Given the nature of this public health crisis and the impact it has had on public education and state budgets, it remains critical that ED implements the CARES Act with fidelity, as Congress has drafted.
Districts Must Choose Between Funding Exclusively Title I Schools or Providing Broader Relief
As written, the regulations force false choices between directing funds only to Title I schools or using some funds for districtwide relief efforts to support students from low-income backgrounds that may be in non-Title I schools. Decisions about how to best use federal relief funds should be made by local leaders, with input from public health experts and a diverse set of stakeholders, with priority given to input from families most impacted by COVID-19 and those that have been historically marginalized. The Department’s assertion that this rule provides flexibility is inaccurate; it forces districts that want to implement equitable services as it has been done for decades to restrict the use of CARES funding to Title I schools only, regardless of the needs of historically underserved students, including students from low-income backgrounds, students of color, English learners, students with disabilities, and students experiencing homelessness or foster care in non-Title I public schools.

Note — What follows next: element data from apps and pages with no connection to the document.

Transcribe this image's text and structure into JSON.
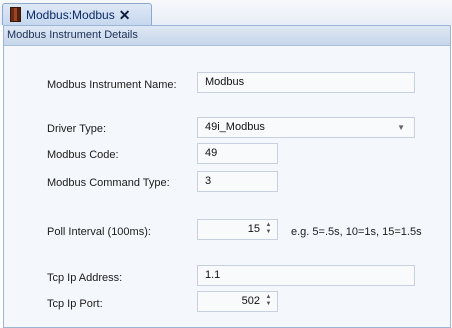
{
  "tab": {
    "title": "Modbus:Modbus",
    "close_glyph": "✕"
  },
  "panel": {
    "header": "Modbus Instrument Details"
  },
  "fields": {
    "instrument_name": {
      "label": "Modbus Instrument Name:",
      "value": "Modbus"
    },
    "driver_type": {
      "label": "Driver Type:",
      "value": "49i_Modbus"
    },
    "modbus_code": {
      "label": "Modbus Code:",
      "value": "49"
    },
    "command_type": {
      "label": "Modbus Command Type:",
      "value": "3"
    },
    "poll_interval": {
      "label": "Poll Interval (100ms):",
      "value": "15",
      "hint": "e.g. 5=.5s, 10=1s, 15=1.5s"
    },
    "tcp_ip_address": {
      "label": "Tcp Ip Address:",
      "value": "1.1"
    },
    "tcp_ip_port": {
      "label": "Tcp Ip Port:",
      "value": "502"
    }
  }
}
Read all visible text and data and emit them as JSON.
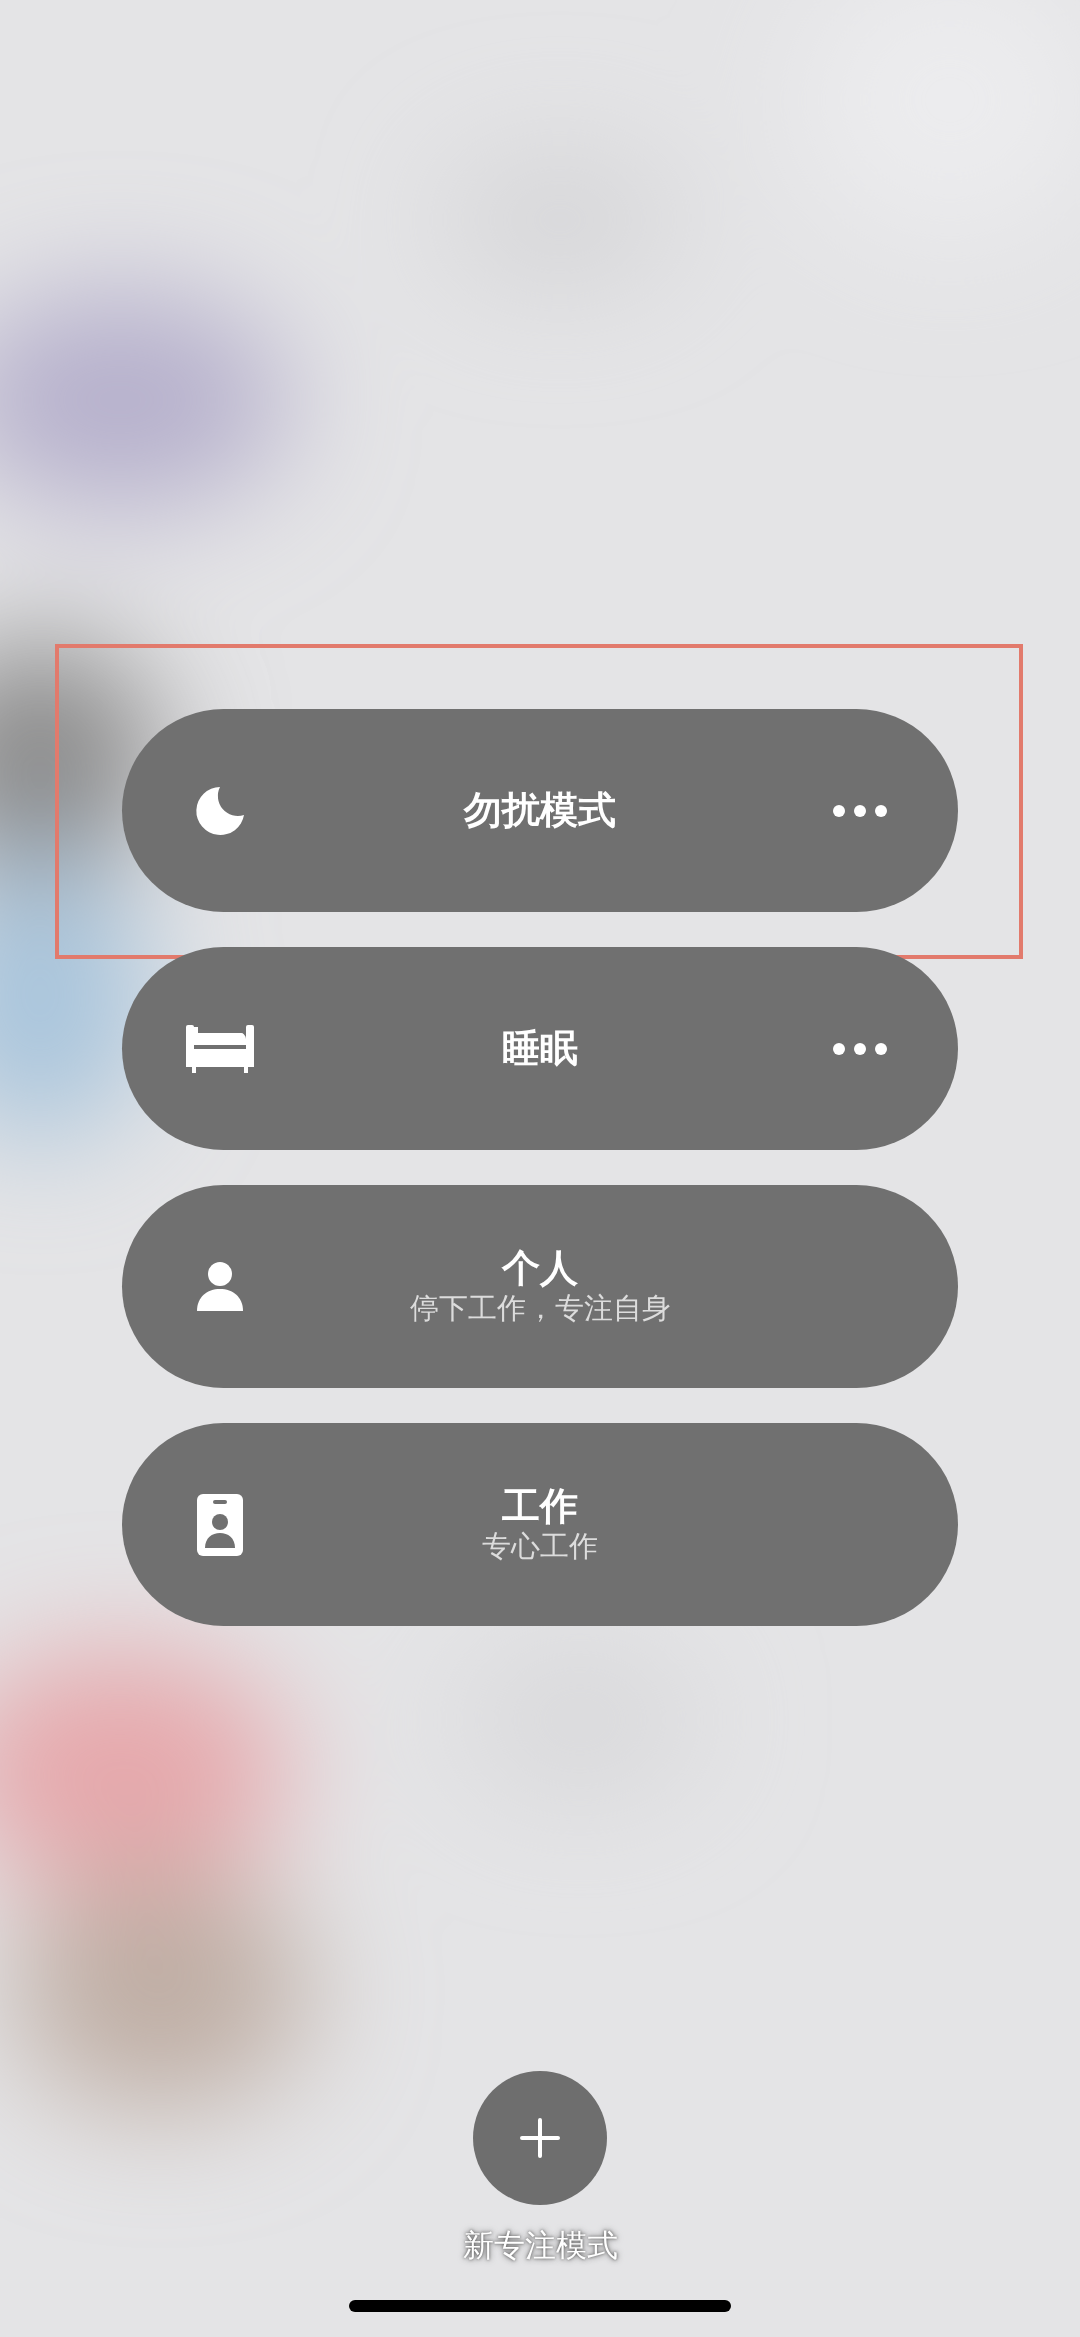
{
  "modes": [
    {
      "kind": "moon",
      "title": "勿扰模式",
      "has_more": true,
      "highlighted": true
    },
    {
      "kind": "bed",
      "title": "睡眠",
      "has_more": true,
      "highlighted": false
    },
    {
      "kind": "person",
      "title": "个人",
      "subtitle": "停下工作，专注自身",
      "has_more": false,
      "highlighted": false
    },
    {
      "kind": "badge",
      "title": "工作",
      "subtitle": "专心工作",
      "has_more": false,
      "highlighted": false
    }
  ],
  "new_mode": {
    "label": "新专注模式"
  }
}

For the reasons outlined above, we urge the Education Department to withdraw this rule in its entirety and further clarify that the allocation requirements for equitable services in the CARES Act align with the requirements for non-public schools are consistent with Title I of ESSA to ensure that federal dollars follow in an equitable manner to schools and districts serving the greatest number of students from low-income backgrounds and students of color. Now is not the moment to take critical resources away from public schools who rely solely on this assistance to educate our nation’s students, especially during this time of unprecedented crisis.
Vice President for P-12 Policy, Research, and Practice
The Education Trust